As soon as the show was over, Cojanis got on the phone to find out how to invest in the venture. Days later the 70-year-old retiree received a form letter addressed, “Dear End Time Servant.” It claimed that the oil reserves at Ness’ planned drilling site ranged “from one billion to 40 billion barrels…putting this prospect in a class of the super giant oil fields of the world.” Without a second thought, Cojanis bought $120,000 worth of stock in Ness. “Faith is a gift God puts in your heart,” he explained when I visited him in October at his cluttered town house, piled with crumpled boxes of prophecy-themed newsletters and cassette tapes of old Christian radio shows. “And I didn’t have any doubt that Ness was a plan of God. He raised up Hayseed Stephens to find Israel’s oil.”

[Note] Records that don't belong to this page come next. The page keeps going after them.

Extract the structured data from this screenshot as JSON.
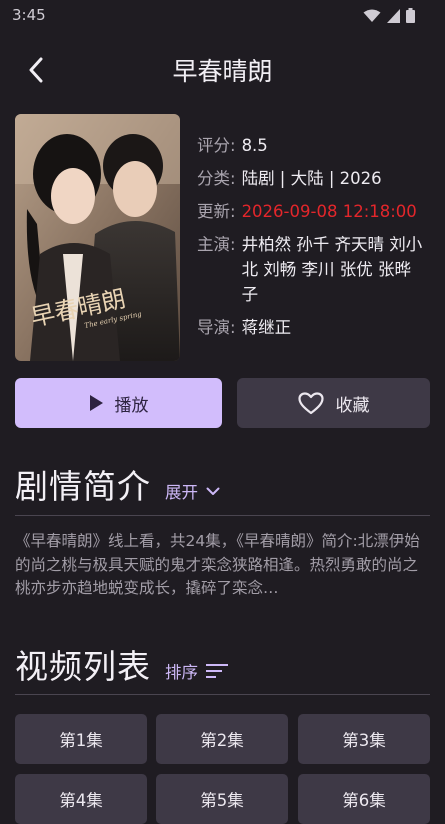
{
  "status": {
    "time": "3:45"
  },
  "header": {
    "title": "早春晴朗"
  },
  "info": {
    "rating_label": "评分",
    "rating": "8.5",
    "category_label": "分类",
    "category": "陆剧 | 大陆 | 2026",
    "updated_label": "更新",
    "updated": "2026-09-08 12:18:00",
    "cast_label": "主演",
    "cast": "井柏然 孙千 齐天晴 刘小北 刘畅 李川 张优 张晔子",
    "director_label": "导演",
    "director": "蒋继正"
  },
  "poster": {
    "title_art": "早春晴朗",
    "subtitle_art": "The early spring"
  },
  "actions": {
    "play_label": "播放",
    "favorite_label": "收藏"
  },
  "synopsis": {
    "title": "剧情简介",
    "expand_label": "展开",
    "text": "《早春晴朗》线上看，共24集，《早春晴朗》简介:北漂伊始的尚之桃与极具天赋的鬼才栾念狭路相逢。热烈勇敢的尚之桃亦步亦趋地蜕变成长，撬碎了栾念…"
  },
  "videos": {
    "title": "视频列表",
    "sort_label": "排序",
    "episodes": [
      "第1集",
      "第2集",
      "第3集",
      "第4集",
      "第5集",
      "第6集"
    ]
  },
  "colors": {
    "accent": "#d2bdfc",
    "highlight_red": "#e3262b",
    "background": "#1f1c22"
  },
  "icons": [
    "back-arrow-icon",
    "play-icon",
    "heart-icon",
    "chevron-down-icon",
    "sort-icon",
    "wifi-icon",
    "signal-icon",
    "battery-icon"
  ]
}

Eight years later, Ness has yet to sink so much as an initial borehole for a Dead Sea well. In fact, for most of its existence it has never even held exploration rights in Israel. Its U.S. headquarters, a barnlike storefront topped with an open Bible sprouting an oil well, was shuttered in 2006. Since then, its stock price has fallen from a high of nearly $5 to a mere 3 cents; Cojanis’ $120,000 investment is now worth $3,000. Not that he’s worried. “I’m glad the stock price is in the tank,” he says. “When they hit oil and the stock goes sky-high, that means Armageddon is around the corner.” At that point, he plans to use his gains to spread the word that the end times are here, preparing as many souls for heaven as possible.

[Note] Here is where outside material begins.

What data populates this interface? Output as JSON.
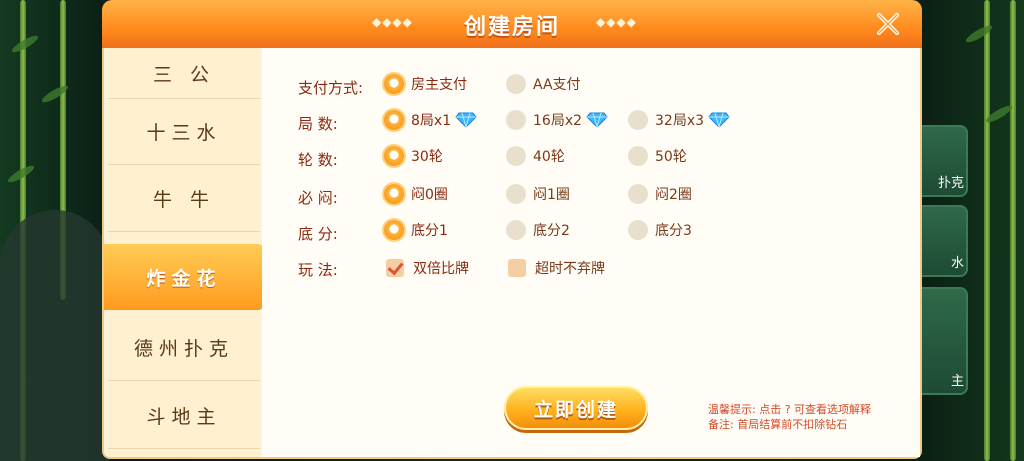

It’s always a shock to see these cheerful people who love, love, love the idea of Armageddon, and want nothing more than for it to come as soon as possible. This isn’t a hard concept to grasp: if your ideal expectation for the near-future is a world-wide catastrophe that has hundreds of millions of people dying in nuclear fireballs, there’s something wrong with you.